Guest blogger: Dr Martin Buzacott – Mittelheuser Scholar-in-Residence, State Library of Queensland.
Ever since I began writing my e-book commemorating the 70th anniversary of the Queensland Symphony Orchestra, I’ve been asked one particular question over and over.
‘How come the QSO is only celebrating its 70th birthday when the Melbourne Symphony Orchestra is already way past its centenary and the Sydney Symphony is now approaching its 85th?’
It’s an understandable question given that for decades, all the Australian orchestras were part of the same ABC structure.
The differing dates are arbitrary, caused by the choice of where you prefer to choose your starting point.

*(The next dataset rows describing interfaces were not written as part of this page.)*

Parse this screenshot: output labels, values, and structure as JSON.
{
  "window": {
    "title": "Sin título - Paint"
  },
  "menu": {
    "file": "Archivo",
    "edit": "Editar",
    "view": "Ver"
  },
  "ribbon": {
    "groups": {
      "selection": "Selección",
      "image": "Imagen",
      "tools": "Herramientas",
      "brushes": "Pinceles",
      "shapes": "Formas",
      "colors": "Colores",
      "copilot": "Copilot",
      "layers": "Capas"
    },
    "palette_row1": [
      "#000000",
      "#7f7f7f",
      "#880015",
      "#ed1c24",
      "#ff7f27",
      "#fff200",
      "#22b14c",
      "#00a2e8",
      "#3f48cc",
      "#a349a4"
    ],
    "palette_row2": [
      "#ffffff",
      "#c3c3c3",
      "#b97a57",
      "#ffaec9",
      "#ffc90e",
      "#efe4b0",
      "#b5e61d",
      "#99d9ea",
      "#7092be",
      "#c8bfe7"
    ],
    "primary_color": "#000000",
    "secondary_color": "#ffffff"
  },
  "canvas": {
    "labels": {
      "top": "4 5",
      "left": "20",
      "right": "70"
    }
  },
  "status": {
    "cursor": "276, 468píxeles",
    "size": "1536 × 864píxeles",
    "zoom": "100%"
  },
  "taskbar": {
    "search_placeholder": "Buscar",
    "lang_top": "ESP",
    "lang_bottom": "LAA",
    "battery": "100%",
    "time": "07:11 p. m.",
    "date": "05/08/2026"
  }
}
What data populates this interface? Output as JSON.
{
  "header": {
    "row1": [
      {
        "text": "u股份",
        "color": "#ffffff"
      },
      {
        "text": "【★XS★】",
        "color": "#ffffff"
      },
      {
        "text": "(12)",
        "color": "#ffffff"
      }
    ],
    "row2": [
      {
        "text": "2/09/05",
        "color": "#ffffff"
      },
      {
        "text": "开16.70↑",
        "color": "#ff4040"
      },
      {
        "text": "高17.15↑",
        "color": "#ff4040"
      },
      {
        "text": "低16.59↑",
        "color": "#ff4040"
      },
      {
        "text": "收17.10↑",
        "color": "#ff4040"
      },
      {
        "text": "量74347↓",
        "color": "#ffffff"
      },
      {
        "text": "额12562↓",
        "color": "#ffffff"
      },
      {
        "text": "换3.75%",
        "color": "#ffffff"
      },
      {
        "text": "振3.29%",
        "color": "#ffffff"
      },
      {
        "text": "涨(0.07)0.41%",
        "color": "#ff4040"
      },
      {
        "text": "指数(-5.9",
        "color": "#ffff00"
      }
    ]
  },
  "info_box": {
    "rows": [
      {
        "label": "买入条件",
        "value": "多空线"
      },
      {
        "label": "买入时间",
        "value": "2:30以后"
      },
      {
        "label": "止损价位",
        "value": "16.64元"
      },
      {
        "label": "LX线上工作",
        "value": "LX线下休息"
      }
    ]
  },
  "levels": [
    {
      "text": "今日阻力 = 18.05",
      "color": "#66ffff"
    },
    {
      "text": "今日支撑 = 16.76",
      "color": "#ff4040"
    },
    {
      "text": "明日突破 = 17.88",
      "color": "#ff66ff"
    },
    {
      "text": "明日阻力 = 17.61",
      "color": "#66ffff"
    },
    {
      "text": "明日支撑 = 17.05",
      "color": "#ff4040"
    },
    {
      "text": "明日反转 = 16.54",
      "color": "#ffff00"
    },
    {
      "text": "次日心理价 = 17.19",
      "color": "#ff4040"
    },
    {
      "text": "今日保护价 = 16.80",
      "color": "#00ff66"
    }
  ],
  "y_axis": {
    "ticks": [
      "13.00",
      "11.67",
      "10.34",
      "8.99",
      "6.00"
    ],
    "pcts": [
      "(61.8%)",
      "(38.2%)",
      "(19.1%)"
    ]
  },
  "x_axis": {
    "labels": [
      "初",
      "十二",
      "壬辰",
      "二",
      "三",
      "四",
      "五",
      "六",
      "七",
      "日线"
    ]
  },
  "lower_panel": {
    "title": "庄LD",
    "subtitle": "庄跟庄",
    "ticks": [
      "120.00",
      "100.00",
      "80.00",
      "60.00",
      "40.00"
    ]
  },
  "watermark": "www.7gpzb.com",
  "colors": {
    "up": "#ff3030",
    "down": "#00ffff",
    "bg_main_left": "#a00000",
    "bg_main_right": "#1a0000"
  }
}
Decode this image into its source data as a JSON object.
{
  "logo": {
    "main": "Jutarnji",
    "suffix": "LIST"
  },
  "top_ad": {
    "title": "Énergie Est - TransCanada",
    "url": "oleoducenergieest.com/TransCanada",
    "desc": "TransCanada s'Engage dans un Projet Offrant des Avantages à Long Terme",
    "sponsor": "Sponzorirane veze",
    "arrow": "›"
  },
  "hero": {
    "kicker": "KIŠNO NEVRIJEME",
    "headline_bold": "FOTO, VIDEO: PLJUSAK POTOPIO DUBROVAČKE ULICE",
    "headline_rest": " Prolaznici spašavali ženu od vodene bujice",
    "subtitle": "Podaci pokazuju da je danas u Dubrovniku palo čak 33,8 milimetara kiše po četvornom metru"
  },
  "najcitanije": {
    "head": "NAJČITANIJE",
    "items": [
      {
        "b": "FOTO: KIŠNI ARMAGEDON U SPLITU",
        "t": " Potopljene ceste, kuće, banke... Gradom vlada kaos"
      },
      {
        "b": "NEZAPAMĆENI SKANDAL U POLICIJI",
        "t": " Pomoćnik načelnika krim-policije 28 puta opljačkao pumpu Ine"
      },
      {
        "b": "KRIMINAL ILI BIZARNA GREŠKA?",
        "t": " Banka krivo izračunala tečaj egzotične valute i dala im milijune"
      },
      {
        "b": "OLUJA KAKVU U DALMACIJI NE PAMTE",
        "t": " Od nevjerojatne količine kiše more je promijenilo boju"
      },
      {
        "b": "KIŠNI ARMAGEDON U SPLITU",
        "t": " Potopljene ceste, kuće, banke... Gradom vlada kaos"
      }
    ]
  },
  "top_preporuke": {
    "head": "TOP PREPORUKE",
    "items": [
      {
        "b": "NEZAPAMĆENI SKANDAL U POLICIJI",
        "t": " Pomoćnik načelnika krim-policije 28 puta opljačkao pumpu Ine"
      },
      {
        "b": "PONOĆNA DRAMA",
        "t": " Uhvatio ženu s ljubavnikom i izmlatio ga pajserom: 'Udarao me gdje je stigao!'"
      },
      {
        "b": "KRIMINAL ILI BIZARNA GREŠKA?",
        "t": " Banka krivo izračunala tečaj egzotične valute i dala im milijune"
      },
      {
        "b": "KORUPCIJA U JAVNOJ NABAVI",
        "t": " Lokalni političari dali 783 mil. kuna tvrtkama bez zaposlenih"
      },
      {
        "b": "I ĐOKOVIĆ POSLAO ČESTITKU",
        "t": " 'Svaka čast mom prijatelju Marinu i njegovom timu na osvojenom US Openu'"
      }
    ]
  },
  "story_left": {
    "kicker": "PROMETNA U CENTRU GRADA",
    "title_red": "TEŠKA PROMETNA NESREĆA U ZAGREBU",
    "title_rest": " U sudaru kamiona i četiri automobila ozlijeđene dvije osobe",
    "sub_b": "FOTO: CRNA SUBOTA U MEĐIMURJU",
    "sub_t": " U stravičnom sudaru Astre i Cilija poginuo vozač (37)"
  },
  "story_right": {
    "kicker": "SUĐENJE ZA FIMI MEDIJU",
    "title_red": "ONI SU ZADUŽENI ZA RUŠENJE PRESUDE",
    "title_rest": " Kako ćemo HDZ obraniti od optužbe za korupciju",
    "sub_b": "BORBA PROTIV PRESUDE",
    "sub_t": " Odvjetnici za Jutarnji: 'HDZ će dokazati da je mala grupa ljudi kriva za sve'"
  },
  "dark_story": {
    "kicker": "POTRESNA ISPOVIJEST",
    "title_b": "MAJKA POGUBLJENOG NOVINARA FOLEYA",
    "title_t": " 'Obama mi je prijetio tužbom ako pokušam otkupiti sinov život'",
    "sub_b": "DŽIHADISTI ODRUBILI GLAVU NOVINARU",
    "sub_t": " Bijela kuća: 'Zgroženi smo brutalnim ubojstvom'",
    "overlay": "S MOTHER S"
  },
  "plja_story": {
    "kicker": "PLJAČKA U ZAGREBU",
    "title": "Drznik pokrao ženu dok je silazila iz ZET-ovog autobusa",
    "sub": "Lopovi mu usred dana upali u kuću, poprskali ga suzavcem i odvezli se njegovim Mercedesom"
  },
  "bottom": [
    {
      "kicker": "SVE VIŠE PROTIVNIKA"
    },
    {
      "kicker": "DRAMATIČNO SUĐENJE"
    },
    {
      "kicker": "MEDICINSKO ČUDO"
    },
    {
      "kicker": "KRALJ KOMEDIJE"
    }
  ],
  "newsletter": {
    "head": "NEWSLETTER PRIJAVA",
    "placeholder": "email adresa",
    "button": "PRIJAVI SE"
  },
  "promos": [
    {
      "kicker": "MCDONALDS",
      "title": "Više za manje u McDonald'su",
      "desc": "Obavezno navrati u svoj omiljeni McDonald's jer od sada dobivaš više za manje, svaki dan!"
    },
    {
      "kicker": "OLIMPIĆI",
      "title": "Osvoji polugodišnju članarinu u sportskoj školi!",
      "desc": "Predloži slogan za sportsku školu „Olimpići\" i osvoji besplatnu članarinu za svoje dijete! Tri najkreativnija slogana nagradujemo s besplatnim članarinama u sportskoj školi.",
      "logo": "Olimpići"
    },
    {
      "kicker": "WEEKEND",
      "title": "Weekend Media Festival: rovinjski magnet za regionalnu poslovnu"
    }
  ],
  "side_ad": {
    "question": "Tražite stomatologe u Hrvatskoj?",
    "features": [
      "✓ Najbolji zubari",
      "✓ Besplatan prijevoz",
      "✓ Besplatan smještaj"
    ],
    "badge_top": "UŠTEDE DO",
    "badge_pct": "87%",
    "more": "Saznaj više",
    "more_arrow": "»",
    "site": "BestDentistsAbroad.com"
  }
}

In Melbourne they take the beginnings of their MSO from several decades prior to the creation of the ABC, when various attempts were made to create a Melbourne orchestra.
In Sydney they date their orchestra from the time the ABC began and started setting up studio ensembles.
But here in Queensland, we’re taking our starting point from the date when the ABC first entered into the unprecedented, visionary partnership with state and local governments to create a permanent, full-time symphony orchestra of the type we still enjoy today.
The magical date was 1947, and in that regard, the QSO is actually an older orchestra than the MSO, who only adopted the same structure in the following year.
But in approaching my QSO history project as part of the State Library’s Mittelheuser Scholars-in-Residence program, I too am going back in time, and the website history that you’ll read on the QSO website begins not in 1947, but in 1897.
That’s when the English organist George Sampson was appointed to the still-under-construction St John’s Cathedral in Brisbane.
As you can see from the several portraits of him available via the Picture Queensland website, Sampson was a remarkable man of genuine moral integrity, his strength of character written large across his handsome face in portraits that date from throughout his long life.
Sampson arrived in Brisbane during a flood in January 1898 and was greeted by the sight of bloated cattle carcasses and uprooted trees drifting down the raging Brisbane River.
He wrote subsequently of that alarming welcome to the sub-tropics, but he remained undaunted, for he’d come on a mission, which was to give Brisbane not just fine music in its churches, but in its concert halls too.
Sampson soon took over the well-established Brisbane Musical Union and turned it first into his own Sampson Orchestra and later it became the Queensland State and Municipal Orchestra.
And after the ABC arrived in the 1930s, George Sampson and his orchestra was still there, Sampson conducting ABC concerts and supplying players to augment the ABC’s core studio ensemble.
Now, when I look at those portraits of him on Picture Queensland, I see his kind, compassionate eyes and obvious community-mindedness forged in the great English Anglican tradition.
And I feel happy in the knowledge that George Sampson lived long enough to witness the first two years of the dream that he, more than anyone else, had done so much to create – the establishment of a permanent full-sized symphony orchestra in Queensland.
Dr Martin Buzacott – Mittelheuser Scholar-in-Residence, State Library of Queensland
Immerse yourself in QSO’s 70th anniversary web portal at this link.
Hear more about Martin’s research into the Queensland Symphony Orchestra at ‘A Year As An SLQ Fellow‘ at State Library on March 9, 2017.